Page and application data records
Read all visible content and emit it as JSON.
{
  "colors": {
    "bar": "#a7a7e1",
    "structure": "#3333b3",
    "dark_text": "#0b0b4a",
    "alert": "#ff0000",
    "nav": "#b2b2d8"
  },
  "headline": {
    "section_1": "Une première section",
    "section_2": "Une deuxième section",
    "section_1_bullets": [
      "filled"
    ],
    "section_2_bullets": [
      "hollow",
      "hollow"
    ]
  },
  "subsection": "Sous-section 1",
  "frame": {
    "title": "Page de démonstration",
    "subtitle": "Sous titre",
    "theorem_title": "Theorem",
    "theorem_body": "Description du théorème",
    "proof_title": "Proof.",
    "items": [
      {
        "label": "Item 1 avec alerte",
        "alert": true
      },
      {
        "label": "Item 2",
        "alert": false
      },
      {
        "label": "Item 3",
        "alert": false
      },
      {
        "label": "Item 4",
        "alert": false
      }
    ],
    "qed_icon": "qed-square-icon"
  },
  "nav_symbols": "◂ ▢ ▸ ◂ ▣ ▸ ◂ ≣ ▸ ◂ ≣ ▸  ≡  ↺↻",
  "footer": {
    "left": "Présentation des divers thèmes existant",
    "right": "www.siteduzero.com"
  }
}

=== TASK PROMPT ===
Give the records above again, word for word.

=== WRITTEN SOLUTION ===
Read all visible content and emit it as JSON.
{
  "colors": {
    "bar": "#a7a7e1",
    "structure": "#3333b3",
    "dark_text": "#0b0b4a",
    "alert": "#ff0000",
    "nav": "#b2b2d8"
  },
  "headline": {
    "section_1": "Une première section",
    "section_2": "Une deuxième section",
    "section_1_bullets": [
      "filled"
    ],
    "section_2_bullets": [
      "hollow",
      "hollow"
    ]
  },
  "subsection": "Sous-section 1",
  "frame": {
    "title": "Page de démonstration",
    "subtitle": "Sous titre",
    "theorem_title": "Theorem",
    "theorem_body": "Description du théorème",
    "proof_title": "Proof.",
    "items": [
      {
        "label": "Item 1 avec alerte",
        "alert": true
      },
      {
        "label": "Item 2",
        "alert": false
      },
      {
        "label": "Item 3",
        "alert": false
      },
      {
        "label": "Item 4",
        "alert": false
      }
    ],
    "qed_icon": "qed-square-icon"
  },
  "nav_symbols": "◂ ▢ ▸ ◂ ▣ ▸ ◂ ≣ ▸ ◂ ≣ ▸  ≡  ↺↻",
  "footer": {
    "left": "Présentation des divers thèmes existant",
    "right": "www.siteduzero.com"
  }
}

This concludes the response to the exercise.